Acute and chronic Plasmodium falciparum malaria are accompanied by severe immunodepression possibly related to subversion of dendritic cells (DC) functionality. Phagocytosed hemozoin (malarial pigment) was shown to inhibit monocyte functions related to immunity. Hemozoin-loaded monocytes, frequently found in circulation and adherent to endothelia in malaria, may interfere with DC development and play a role in immunodepression. Hemozoin-loaded and unloaded human monocytes were differentiated in vitro to immature DC (iDC) by treatment with GM-CSF and IL-4, and to mature DC (mDC) by LPS challenge. In a second setting, hemozoin was fed to iDC further cultured to give mDC. In both settings, cells ingested large amounts of hemozoin undegraded during DC maturation. Hemozoin-fed monocytes did not apoptose but their differentiation and maturation to DC was severely impaired as shown by blunted expression of MHC class II and costimulatory molecules CD83, CD80, CD54, CD40, CD1a, and lower levels of CD83-specific mRNA in hemozoin-loaded iDC and mDC compared with unfed or latex-loaded DC. Further studies indicated activation of peroxisome proliferator-activated receptor-γ (PPAR-γ) in hemozoin-loaded WC and mDC, associated with increased, expression of PPAR-γ mRNA, without apparent involvement of NF-κB. Moreover, expression of PPAR-γ was induced and up-regulation of CD83 was inhibited by supplementing iDC and mDC with plausible concentrations of 15(S)-hydroxyeicosatetraenoic acid, a PPAR-γ ligand abundantly produced by hemozoin via heme-catalyzed lipoperoxidation.

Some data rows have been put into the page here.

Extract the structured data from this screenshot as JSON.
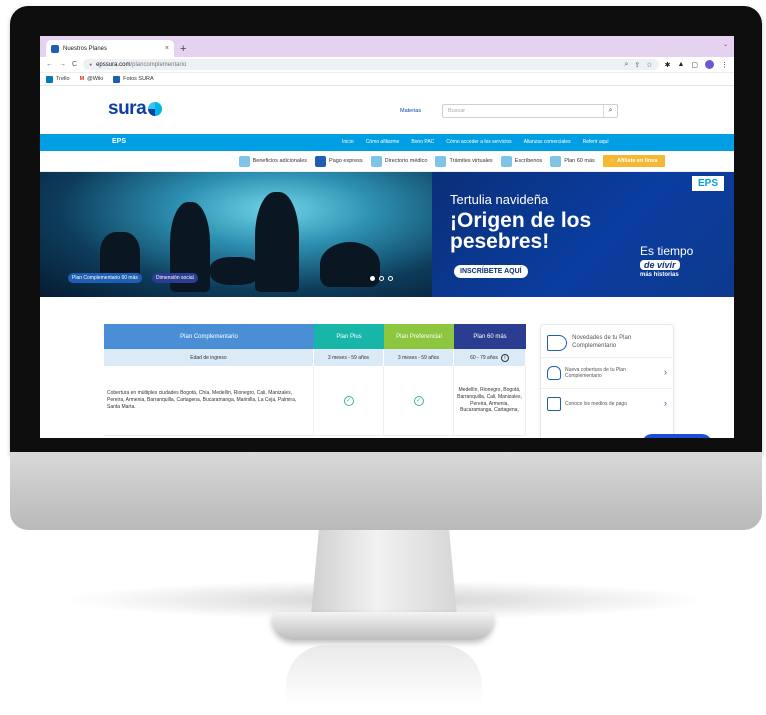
{
  "browser": {
    "tab_title": "Nuestros Planes",
    "tab_close": "×",
    "new_tab": "+",
    "url_domain": "epssura.com",
    "url_path": "/plancomplementario",
    "bookmarks": [
      "Trello",
      "@Wiki",
      "Fotos SURA"
    ]
  },
  "site": {
    "logo": "sura",
    "header_link": "Materias",
    "search_placeholder": "Buscar",
    "nav_title": "EPS",
    "nav_links": [
      "Inicio",
      "Cómo afiliarme",
      "Bono PAC",
      "Cómo acceder a los servicios",
      "Alianzas comerciales",
      "Referir aquí"
    ],
    "quick_links": [
      "Beneficios adicionales",
      "Pago express",
      "Directorio médico",
      "Trámites virtuales",
      "Escríbenos",
      "Plan 60 más"
    ],
    "affiliate_button": "Afíliate en línea"
  },
  "hero": {
    "eps_badge": "EPS",
    "tertulia": "Tertulia navideña",
    "headline": "¡Origen de los pesebres!",
    "cta": "INSCRÍBETE AQUÍ",
    "es_tiempo": "Es tiempo",
    "de_vivir": "de vivir",
    "mas_historias": "más historias",
    "pill_plan": "Plan Complementario 60 más",
    "pill_dimension": "Dimensión social"
  },
  "table": {
    "headers": [
      "Plan Complementario",
      "Plan Plus",
      "Plan Preferencial",
      "Plan 60 más"
    ],
    "sub_row": [
      "Edad de ingreso",
      "3 meses - 59 años",
      "3 meses - 59 años",
      "60 - 79 años"
    ],
    "coverage_text": "Cobertura en múltiples ciudades Bogotá, Chía, Medellín, Rionegro, Cali, Manizales, Pereira, Armenia, Barranquilla, Cartagena, Bucaramanga, Marinilla, La Ceja, Palmira, Santa Marta.",
    "plan60_cities": "Medellín, Rionegro, Bogotá, Barranquilla, Cali, Manizales, Pereira, Armenia, Bucaramanga, Cartagena,",
    "check": "✓",
    "info": "i"
  },
  "side": {
    "title": "Novedades de tu Plan Complementario",
    "item1": "Nueva cobertura de tu Plan Complementario",
    "item2": "Conoce los medios de pago",
    "arrow": "›"
  },
  "colors": {
    "sura_blue": "#0c3fa5",
    "nav_blue": "#009fe3",
    "header_comp": "#4a8fd6",
    "header_plus": "#17b6a9",
    "header_pref": "#8dc63f",
    "header_60": "#2a3d91",
    "affiliate_yellow": "#f5b834"
  }
}
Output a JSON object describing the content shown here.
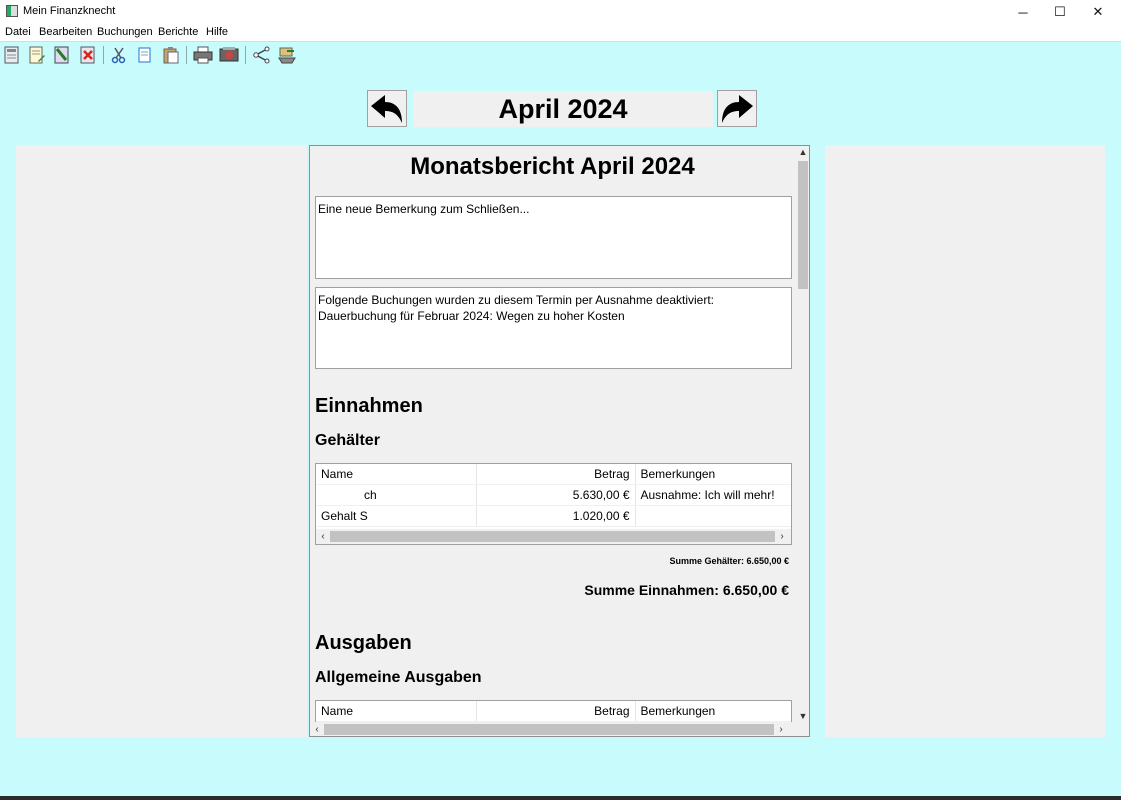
{
  "window": {
    "title": "Mein Finanzknecht",
    "minimize": "─",
    "maximize": "☐",
    "close": "✕"
  },
  "menu": [
    "Datei",
    "Bearbeiten",
    "Buchungen",
    "Berichte",
    "Hilfe"
  ],
  "toolbar_icons": [
    "new-document-icon",
    "edit-document-icon",
    "book-icon",
    "delete-icon",
    "cut-icon",
    "copy-icon",
    "paste-icon",
    "print-icon",
    "report-icon",
    "share-icon",
    "export-icon"
  ],
  "navigation": {
    "month": "April 2024"
  },
  "report": {
    "title": "Monatsbericht April 2024",
    "note": "Eine neue Bemerkung zum Schließen...",
    "deactivated_line1": "Folgende Buchungen wurden zu diesem Termin per Ausnahme deaktiviert:",
    "deactivated_line2": "Dauerbuchung für Februar 2024: Wegen zu hoher Kosten",
    "income_heading": "Einnahmen",
    "salary_heading": "Gehälter",
    "columns": {
      "name": "Name",
      "amount": "Betrag",
      "remarks": "Bemerkungen"
    },
    "salary_rows": [
      {
        "name": "ch",
        "amount": "5.630,00 €",
        "remarks": "Ausnahme: Ich will mehr!"
      },
      {
        "name": "Gehalt S",
        "amount": "1.020,00 €",
        "remarks": ""
      }
    ],
    "salary_sum": "Summe Gehälter: 6.650,00 €",
    "income_sum": "Summe Einnahmen: 6.650,00 €",
    "expenses_heading": "Ausgaben",
    "general_expenses_heading": "Allgemeine Ausgaben"
  }
}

|Number of pages||9|
|Journal||Journal of Immunology|
|Publication status||Published - Sep 15 2004|
ASJC Scopus subject areas